§ The task
The answer is to contain only the line containing "Parse this screenshot: output" and the lines after it through the last one, each reproduced exactly as it appears below.

§ Material provided
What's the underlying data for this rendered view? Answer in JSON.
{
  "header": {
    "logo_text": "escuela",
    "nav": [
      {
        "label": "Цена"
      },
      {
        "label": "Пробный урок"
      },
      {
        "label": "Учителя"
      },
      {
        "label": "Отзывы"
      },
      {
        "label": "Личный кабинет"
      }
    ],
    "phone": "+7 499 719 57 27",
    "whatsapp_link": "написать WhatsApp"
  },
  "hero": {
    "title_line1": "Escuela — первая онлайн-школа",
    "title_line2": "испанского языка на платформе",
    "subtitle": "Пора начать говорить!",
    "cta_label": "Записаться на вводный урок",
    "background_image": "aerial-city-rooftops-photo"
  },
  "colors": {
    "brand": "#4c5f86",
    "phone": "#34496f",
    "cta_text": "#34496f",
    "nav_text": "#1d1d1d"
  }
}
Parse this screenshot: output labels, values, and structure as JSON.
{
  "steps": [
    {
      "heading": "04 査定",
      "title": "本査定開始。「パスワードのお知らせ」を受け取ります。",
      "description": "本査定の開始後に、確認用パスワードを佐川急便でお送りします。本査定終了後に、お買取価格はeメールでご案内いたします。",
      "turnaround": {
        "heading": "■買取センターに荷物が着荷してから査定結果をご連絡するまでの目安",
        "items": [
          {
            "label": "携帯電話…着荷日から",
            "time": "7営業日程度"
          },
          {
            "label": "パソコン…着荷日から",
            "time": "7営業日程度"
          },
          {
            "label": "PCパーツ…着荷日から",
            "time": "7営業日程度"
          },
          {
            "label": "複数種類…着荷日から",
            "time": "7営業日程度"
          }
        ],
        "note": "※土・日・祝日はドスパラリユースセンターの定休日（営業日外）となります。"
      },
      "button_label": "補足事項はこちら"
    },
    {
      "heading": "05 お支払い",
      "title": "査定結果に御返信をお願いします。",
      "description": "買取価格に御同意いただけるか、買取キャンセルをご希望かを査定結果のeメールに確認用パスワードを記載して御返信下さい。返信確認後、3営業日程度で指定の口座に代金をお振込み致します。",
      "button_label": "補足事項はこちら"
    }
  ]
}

§ Solution to this problem
Parse this screenshot: output labels, values, and structure as JSON.
{
  "steps": [
    {
      "heading": "04 査定",
      "title": "本査定開始。「パスワードのお知らせ」を受け取ります。",
      "description": "本査定の開始後に、確認用パスワードを佐川急便でお送りします。本査定終了後に、お買取価格はeメールでご案内いたします。",
      "turnaround": {
        "heading": "■買取センターに荷物が着荷してから査定結果をご連絡するまでの目安",
        "items": [
          {
            "label": "携帯電話…着荷日から",
            "time": "7営業日程度"
          },
          {
            "label": "パソコン…着荷日から",
            "time": "7営業日程度"
          },
          {
            "label": "PCパーツ…着荷日から",
            "time": "7営業日程度"
          },
          {
            "label": "複数種類…着荷日から",
            "time": "7営業日程度"
          }
        ],
        "note": "※土・日・祝日はドスパラリユースセンターの定休日（営業日外）となります。"
      },
      "button_label": "補足事項はこちら"
    },
    {
      "heading": "05 お支払い",
      "title": "査定結果に御返信をお願いします。",
      "description": "買取価格に御同意いただけるか、買取キャンセルをご希望かを査定結果のeメールに確認用パスワードを記載して御返信下さい。返信確認後、3営業日程度で指定の口座に代金をお振込み致します。",
      "button_label": "補足事項はこちら"
    }
  ]
}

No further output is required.